- all patients registered with GPs who are members of the PCT, but are resident in another PCT; minus
- All patients resident in the PCT, but registered with a GP who is a member of another PCT

Provider based returns cover patients for whom English commissioners are responsible.

5. Data Completeness

A data completeness measure is published alongside the reported figures in order to aid interpretation of the data.  The measure compares the number of completed pathways (with a known clock start) reported in the RTT return against the expected number of pathways, which is drawn from the Department of Health’s Monthly Activity Return (MAR).  The methodology takes into account a number of definitional differences between the two collections and puts them on a comparable basis by allowing a number of adjustments to be made to the MAR data.  For example, admissions to hospital that are purely for diagnostic procedures are captured within the MAR but not within the RTT return; therefore, a percentage adjustment is made to exclude such patients from the MAR data used in the denominator of the data completeness calculation.

If an organisation is submitting accurate RTT and MAR data, their data completeness should be close to 100% each month.  However, given that the percentage adjustments applied are often estimates and are not updated every month, fluctuations in the calculated data completeness are inevitable and values of over 100% are possible.

For example, if an organisation’s data completeness score is high i.e. over 110%, then it indicates that they are either over-reporting their completed pathways or the number of their expected pathways is too low. Conversely, if an organisation’s data completeness score is low i.e. less than 90%, then it indicates that they are either under-reporting their completed pathways or the number of their expected pathways is too high.

DH works closely with organisations to identify problems with data completeness and to ensure that data are as robust and accurate as possible.

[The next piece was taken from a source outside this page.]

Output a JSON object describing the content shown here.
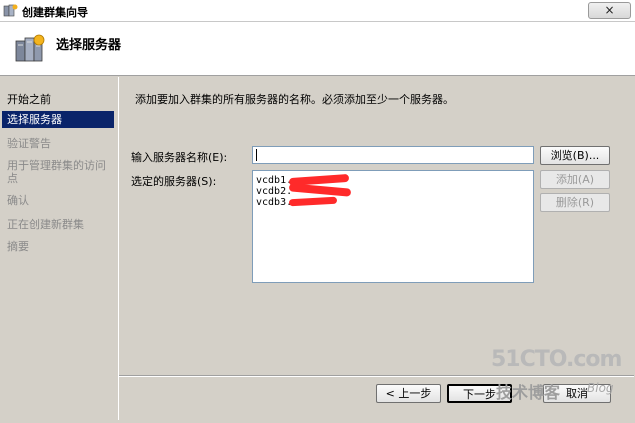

Further details on the methodology are available at: http://www.dh.gov.uk/en/Publicationsandstatistics/Statistics/Performancedataandstatistics/18WeeksReferraltoTreatmentstatistics/DH_089757

The NHS reported both the clock stop and the clock start for 99.9% of completed admitted pathways and 99.9% of completed non-admitted pathways.  Therefore, the volumes of unknown clock starts were 300 and 600 respectively.

Additional Information

Full details of RTT data for individual organisations is available at: http://www.dh.gov.uk/data18weeks

Press enquiries contact:
Press Office
Department of Health
Telephone: 020 7210 5221

The Government Statistical Service (GSS) statistician responsible for producing these data is:

Rob Stones
Knowledge and Intelligence
Department of Health
Room 4E63, Quarry House, Quarry Hill, Leeds LS2 7UE
Email: data18weeks@dh.gsi.gov.uk

Contacts

NDS Enquiries
Phone: For enquiries please contact the above department
ndsenquiries@coi.gsi.gov.uk